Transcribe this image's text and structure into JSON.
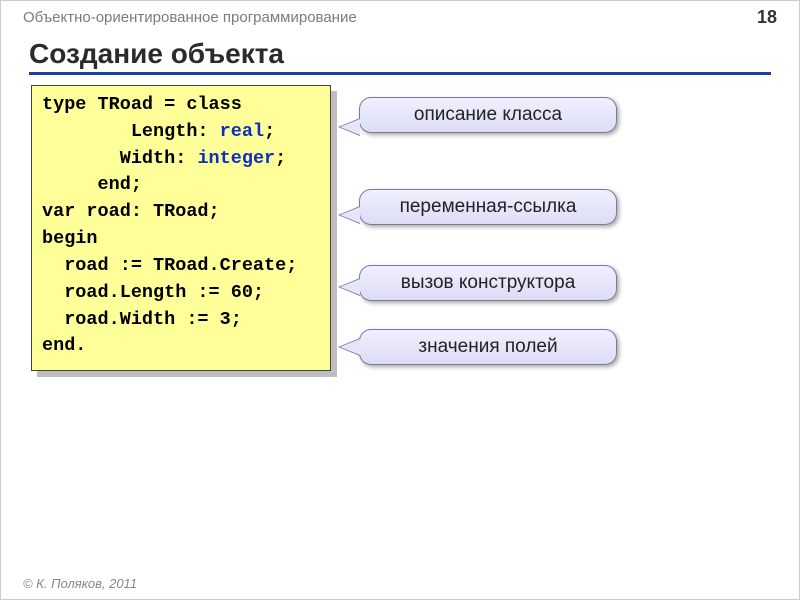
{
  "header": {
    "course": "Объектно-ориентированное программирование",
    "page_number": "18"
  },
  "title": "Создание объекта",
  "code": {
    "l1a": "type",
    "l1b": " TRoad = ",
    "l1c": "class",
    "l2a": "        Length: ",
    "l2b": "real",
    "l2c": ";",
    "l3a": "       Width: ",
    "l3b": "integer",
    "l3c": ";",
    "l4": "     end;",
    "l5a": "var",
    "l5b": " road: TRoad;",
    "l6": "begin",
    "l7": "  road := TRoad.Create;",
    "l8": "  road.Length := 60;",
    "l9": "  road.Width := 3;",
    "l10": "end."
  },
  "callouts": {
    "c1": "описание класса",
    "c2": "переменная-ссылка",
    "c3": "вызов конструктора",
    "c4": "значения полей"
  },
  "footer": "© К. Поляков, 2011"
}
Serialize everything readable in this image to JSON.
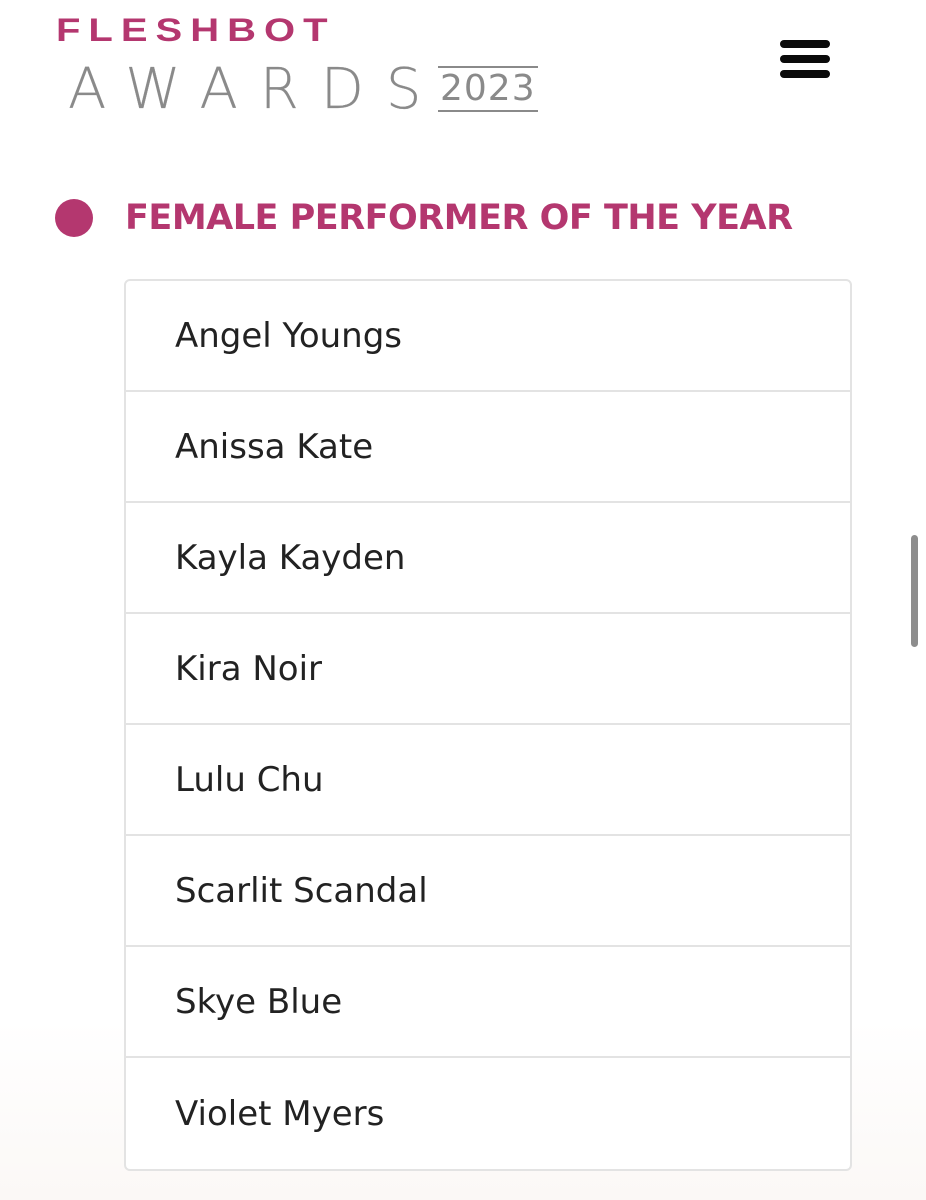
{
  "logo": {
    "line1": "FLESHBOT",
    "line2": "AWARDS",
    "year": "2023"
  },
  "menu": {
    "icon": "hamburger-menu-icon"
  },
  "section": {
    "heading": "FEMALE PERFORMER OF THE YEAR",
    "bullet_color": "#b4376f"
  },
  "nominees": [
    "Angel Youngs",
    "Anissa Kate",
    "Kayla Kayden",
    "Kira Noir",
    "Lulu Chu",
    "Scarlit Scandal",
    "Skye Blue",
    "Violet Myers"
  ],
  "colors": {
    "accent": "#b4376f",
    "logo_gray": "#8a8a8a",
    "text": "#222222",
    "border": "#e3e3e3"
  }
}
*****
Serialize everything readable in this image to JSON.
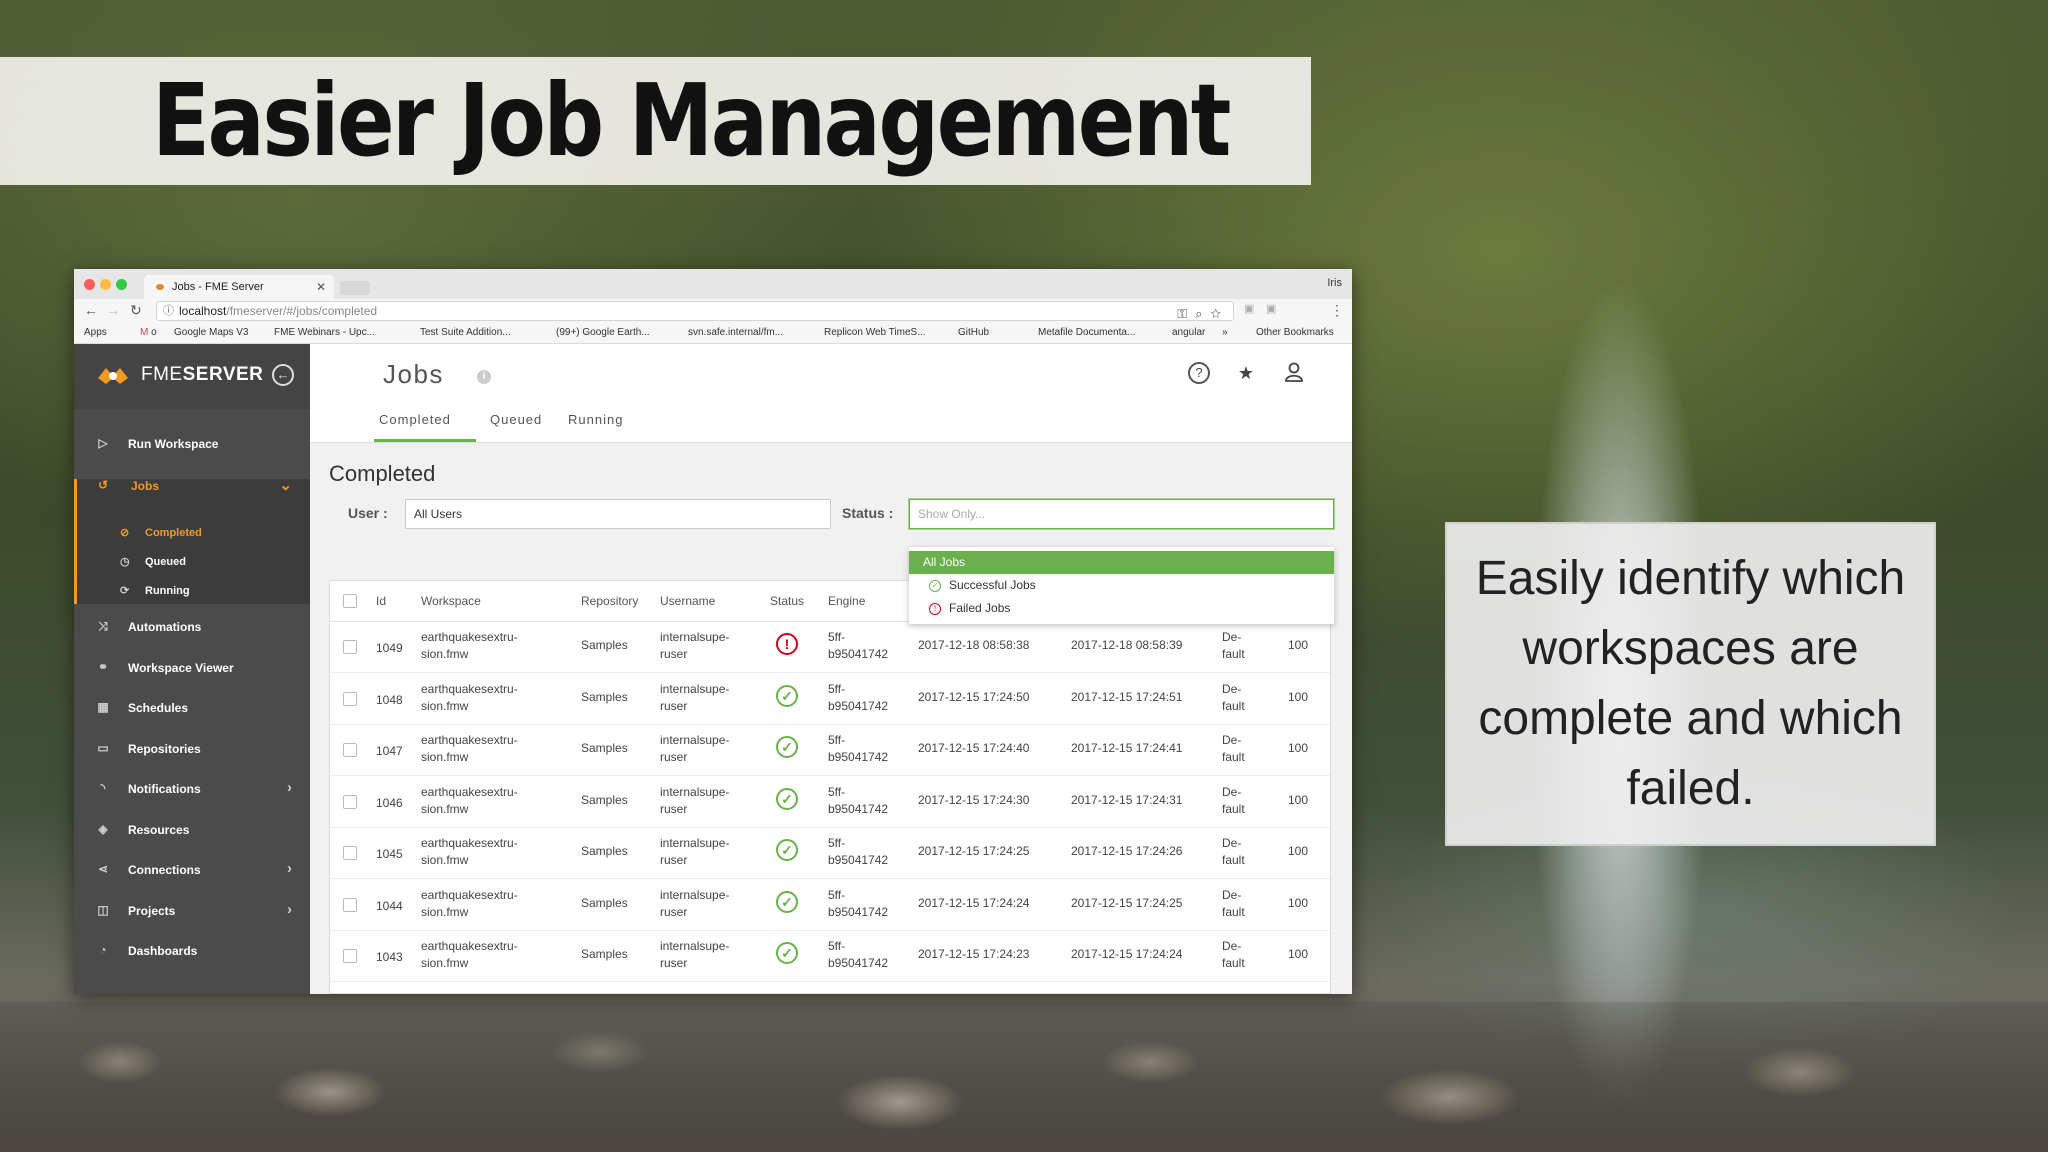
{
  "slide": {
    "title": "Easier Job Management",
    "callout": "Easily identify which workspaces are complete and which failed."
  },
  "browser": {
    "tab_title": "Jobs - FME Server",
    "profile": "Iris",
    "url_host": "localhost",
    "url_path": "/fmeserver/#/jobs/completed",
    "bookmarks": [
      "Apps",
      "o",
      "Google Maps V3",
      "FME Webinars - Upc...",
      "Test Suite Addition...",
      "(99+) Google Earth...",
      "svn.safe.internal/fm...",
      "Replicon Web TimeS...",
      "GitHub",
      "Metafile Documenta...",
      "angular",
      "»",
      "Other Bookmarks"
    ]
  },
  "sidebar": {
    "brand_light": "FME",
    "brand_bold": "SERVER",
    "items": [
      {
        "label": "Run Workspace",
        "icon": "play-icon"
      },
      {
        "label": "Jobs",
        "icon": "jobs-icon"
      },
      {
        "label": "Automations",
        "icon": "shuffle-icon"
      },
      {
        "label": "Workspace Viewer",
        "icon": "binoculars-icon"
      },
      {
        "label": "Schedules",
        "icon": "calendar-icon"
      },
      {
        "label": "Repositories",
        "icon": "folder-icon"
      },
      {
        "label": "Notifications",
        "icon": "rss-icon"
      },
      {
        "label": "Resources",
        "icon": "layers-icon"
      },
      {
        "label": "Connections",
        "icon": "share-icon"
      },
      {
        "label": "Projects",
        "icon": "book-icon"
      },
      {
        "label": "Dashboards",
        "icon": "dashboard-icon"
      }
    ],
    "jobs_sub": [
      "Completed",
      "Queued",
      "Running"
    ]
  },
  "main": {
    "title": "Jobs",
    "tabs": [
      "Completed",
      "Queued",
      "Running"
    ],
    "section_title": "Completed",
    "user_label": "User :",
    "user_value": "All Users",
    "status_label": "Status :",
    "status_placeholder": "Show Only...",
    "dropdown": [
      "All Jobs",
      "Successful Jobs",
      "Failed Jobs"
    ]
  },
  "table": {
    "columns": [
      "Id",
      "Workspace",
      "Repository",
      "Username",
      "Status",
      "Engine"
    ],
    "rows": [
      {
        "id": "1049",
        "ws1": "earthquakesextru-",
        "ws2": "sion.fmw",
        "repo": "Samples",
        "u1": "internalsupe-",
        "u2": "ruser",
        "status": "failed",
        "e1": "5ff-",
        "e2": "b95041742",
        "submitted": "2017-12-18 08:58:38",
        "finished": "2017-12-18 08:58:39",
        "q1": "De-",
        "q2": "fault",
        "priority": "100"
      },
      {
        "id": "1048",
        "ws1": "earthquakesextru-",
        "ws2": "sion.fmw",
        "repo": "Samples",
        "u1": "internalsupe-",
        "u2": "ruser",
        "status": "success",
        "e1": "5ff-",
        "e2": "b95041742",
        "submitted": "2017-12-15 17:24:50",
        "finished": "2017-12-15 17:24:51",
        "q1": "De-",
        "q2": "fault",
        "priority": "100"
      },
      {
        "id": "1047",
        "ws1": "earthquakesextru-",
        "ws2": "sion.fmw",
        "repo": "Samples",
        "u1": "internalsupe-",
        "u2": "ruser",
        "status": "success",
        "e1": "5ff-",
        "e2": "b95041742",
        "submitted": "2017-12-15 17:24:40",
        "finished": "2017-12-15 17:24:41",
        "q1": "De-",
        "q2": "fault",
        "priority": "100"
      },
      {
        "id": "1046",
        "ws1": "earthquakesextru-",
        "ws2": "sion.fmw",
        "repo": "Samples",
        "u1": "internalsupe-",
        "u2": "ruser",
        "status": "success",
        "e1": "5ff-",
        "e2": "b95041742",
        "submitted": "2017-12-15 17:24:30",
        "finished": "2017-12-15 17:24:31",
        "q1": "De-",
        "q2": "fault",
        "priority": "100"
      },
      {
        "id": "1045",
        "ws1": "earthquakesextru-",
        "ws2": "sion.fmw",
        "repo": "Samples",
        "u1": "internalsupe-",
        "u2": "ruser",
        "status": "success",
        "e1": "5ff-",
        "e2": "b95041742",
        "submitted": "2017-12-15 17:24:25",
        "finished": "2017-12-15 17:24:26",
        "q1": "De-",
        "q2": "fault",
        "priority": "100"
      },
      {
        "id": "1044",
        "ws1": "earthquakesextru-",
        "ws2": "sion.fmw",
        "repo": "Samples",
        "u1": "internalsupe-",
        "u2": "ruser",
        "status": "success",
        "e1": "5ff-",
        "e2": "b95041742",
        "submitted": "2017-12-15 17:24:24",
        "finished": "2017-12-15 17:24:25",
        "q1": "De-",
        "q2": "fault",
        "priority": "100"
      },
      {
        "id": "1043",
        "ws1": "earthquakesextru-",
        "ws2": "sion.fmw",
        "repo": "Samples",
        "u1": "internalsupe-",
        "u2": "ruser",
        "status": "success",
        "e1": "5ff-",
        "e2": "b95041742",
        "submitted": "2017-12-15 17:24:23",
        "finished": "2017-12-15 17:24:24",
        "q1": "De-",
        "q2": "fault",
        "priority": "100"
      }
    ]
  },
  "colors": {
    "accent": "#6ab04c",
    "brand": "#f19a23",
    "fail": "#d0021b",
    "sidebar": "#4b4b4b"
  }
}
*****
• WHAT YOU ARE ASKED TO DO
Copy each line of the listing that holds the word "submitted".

• WRITTEN RESPONSE
        "submitted": "2017-12-18 08:58:38",
        "submitted": "2017-12-15 17:24:50",
        "submitted": "2017-12-15 17:24:40",
        "submitted": "2017-12-15 17:24:30",
        "submitted": "2017-12-15 17:24:25",
        "submitted": "2017-12-15 17:24:24",
        "submitted": "2017-12-15 17:24:23",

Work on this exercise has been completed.